(Provided records Opens)

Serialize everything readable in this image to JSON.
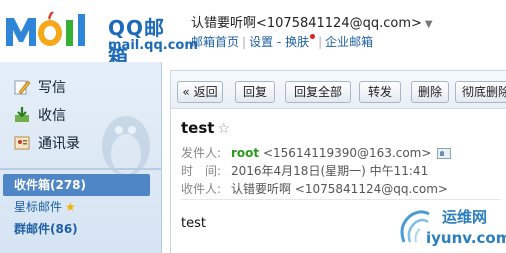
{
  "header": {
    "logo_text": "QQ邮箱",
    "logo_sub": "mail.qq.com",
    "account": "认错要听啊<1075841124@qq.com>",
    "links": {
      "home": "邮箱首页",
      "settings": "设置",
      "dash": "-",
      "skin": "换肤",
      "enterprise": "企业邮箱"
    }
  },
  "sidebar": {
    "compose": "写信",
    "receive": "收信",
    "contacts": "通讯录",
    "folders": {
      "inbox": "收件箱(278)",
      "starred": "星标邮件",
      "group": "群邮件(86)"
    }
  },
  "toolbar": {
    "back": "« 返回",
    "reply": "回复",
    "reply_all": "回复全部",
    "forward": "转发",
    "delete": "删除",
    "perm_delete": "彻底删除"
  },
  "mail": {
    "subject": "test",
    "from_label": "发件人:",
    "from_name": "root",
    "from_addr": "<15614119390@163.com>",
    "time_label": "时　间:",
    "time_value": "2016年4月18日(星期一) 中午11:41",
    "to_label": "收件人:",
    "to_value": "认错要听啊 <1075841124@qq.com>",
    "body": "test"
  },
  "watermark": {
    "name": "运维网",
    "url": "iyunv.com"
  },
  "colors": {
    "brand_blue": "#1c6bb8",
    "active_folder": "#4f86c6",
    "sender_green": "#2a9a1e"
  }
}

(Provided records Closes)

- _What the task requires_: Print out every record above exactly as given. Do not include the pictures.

- _Exercise answer_:
Serialize everything readable in this image to JSON.
{
  "header": {
    "logo_text": "QQ邮箱",
    "logo_sub": "mail.qq.com",
    "account": "认错要听啊<1075841124@qq.com>",
    "links": {
      "home": "邮箱首页",
      "settings": "设置",
      "dash": "-",
      "skin": "换肤",
      "enterprise": "企业邮箱"
    }
  },
  "sidebar": {
    "compose": "写信",
    "receive": "收信",
    "contacts": "通讯录",
    "folders": {
      "inbox": "收件箱(278)",
      "starred": "星标邮件",
      "group": "群邮件(86)"
    }
  },
  "toolbar": {
    "back": "« 返回",
    "reply": "回复",
    "reply_all": "回复全部",
    "forward": "转发",
    "delete": "删除",
    "perm_delete": "彻底删除"
  },
  "mail": {
    "subject": "test",
    "from_label": "发件人:",
    "from_name": "root",
    "from_addr": "<15614119390@163.com>",
    "time_label": "时　间:",
    "time_value": "2016年4月18日(星期一) 中午11:41",
    "to_label": "收件人:",
    "to_value": "认错要听啊 <1075841124@qq.com>",
    "body": "test"
  },
  "watermark": {
    "name": "运维网",
    "url": "iyunv.com"
  },
  "colors": {
    "brand_blue": "#1c6bb8",
    "active_folder": "#4f86c6",
    "sender_green": "#2a9a1e"
  }
}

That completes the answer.